INPUT RECORDS START

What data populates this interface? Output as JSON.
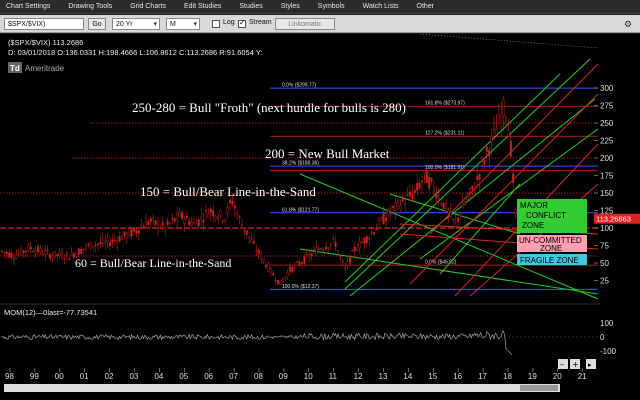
{
  "menu": [
    {
      "label": "Chart Settings",
      "key": "C"
    },
    {
      "label": "Drawing Tools",
      "key": "D"
    },
    {
      "label": "Grid Charts",
      "key": "G"
    },
    {
      "label": "Edit Studies",
      "key": "E"
    },
    {
      "label": "Studies",
      "key": "S"
    },
    {
      "label": "Styles",
      "key": "t"
    },
    {
      "label": "Symbols",
      "key": "y"
    },
    {
      "label": "Watch Lists",
      "key": "W"
    },
    {
      "label": "Other",
      "key": "O"
    }
  ],
  "toolbar": {
    "symbol": "$SPX/$VIX)",
    "go": "Go",
    "range": "20 Yr",
    "interval": "M",
    "log_label": "Log",
    "log_checked": false,
    "stream_label": "Stream",
    "stream_checked": true,
    "link": "Linkomatic"
  },
  "header": {
    "symbol_line": "($SPX/$VIX)  113.2686",
    "ohlc_line": "D: 03/01/2018  O:136.0331  H:198.4666  L:106.8612  C:113.2686  R:91.6054  Y:",
    "brand": "Ameritrade"
  },
  "annotations": [
    {
      "text": "250-280 = Bull \"Froth\" (next hurdle for bulls is 280)",
      "value": 250
    },
    {
      "text": "200 = New Bull Market",
      "value": 200
    },
    {
      "text": "150 = Bull/Bear Line-in-the-Sand",
      "value": 150
    },
    {
      "text": "60 = Bull/Bear Line-in-the-Sand",
      "value": 60
    }
  ],
  "fib_labels": [
    {
      "text": "0.0% ($299.77)",
      "value": 299.77
    },
    {
      "text": "161.8% ($273.97)",
      "value": 273.97
    },
    {
      "text": "127.2% ($231.11)",
      "value": 231.11
    },
    {
      "text": "38.2% ($188.36)",
      "value": 188.36
    },
    {
      "text": "100.0% ($181.91)",
      "value": 181.91
    },
    {
      "text": "61.8% ($121.77)",
      "value": 121.77
    },
    {
      "text": "0.0% ($46.92)",
      "value": 46.92
    },
    {
      "text": "100.0% ($12.37)",
      "value": 12.37
    }
  ],
  "zones": {
    "major": {
      "line1": "MAJOR",
      "line2": "CONFLICT",
      "line3": "ZONE",
      "color": "#33cc33"
    },
    "uncommitted": {
      "line1": "UN-COMMITTED",
      "line2": "ZONE",
      "color": "#ff9fb0"
    },
    "fragile": {
      "line1": "FRAGILE ZONE",
      "color": "#3fc9e0"
    }
  },
  "price_tag": "113.26863",
  "price_axis": {
    "ticks": [
      300,
      275,
      250,
      225,
      200,
      175,
      150,
      125,
      100,
      75,
      50,
      25
    ]
  },
  "x_axis": {
    "labels": [
      "98",
      "99",
      "00",
      "01",
      "02",
      "03",
      "04",
      "05",
      "06",
      "07",
      "08",
      "09",
      "10",
      "11",
      "12",
      "13",
      "14",
      "15",
      "16",
      "17",
      "18",
      "19",
      "20",
      "21"
    ]
  },
  "momentum": {
    "label": "MOM(12)—0last=-77.73541",
    "ticks": [
      "100",
      "0",
      "-100"
    ]
  },
  "colors": {
    "blue": "#3355ff",
    "red": "#e02020",
    "green": "#22cc22",
    "candle": "#c81e1e"
  },
  "chart_data": {
    "type": "candlestick",
    "series": [
      {
        "name": "($SPX/$VIX)",
        "last": 113.2686
      }
    ],
    "ylim": [
      0,
      310
    ],
    "yticks": [
      300,
      275,
      250,
      225,
      200,
      175,
      150,
      125,
      100,
      75,
      50,
      25
    ],
    "xtick_labels": [
      "98",
      "99",
      "00",
      "01",
      "02",
      "03",
      "04",
      "05",
      "06",
      "07",
      "08",
      "09",
      "10",
      "11",
      "12",
      "13",
      "14",
      "15",
      "16",
      "17",
      "18",
      "19",
      "20",
      "21"
    ],
    "key_levels": [
      250,
      200,
      150,
      60
    ],
    "fib_levels": [
      299.77,
      273.97,
      231.11,
      188.36,
      181.91,
      121.77,
      46.92,
      12.37
    ],
    "last_ohlc": {
      "date": "03/01/2018",
      "open": 136.0331,
      "high": 198.4666,
      "low": 106.8612,
      "close": 113.2686
    },
    "momentum": {
      "period": 12,
      "last": -77.73541,
      "ylim": [
        -100,
        100
      ]
    },
    "grid": false
  }
}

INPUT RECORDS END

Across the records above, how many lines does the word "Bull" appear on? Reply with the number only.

*ANSWER AREA*. 4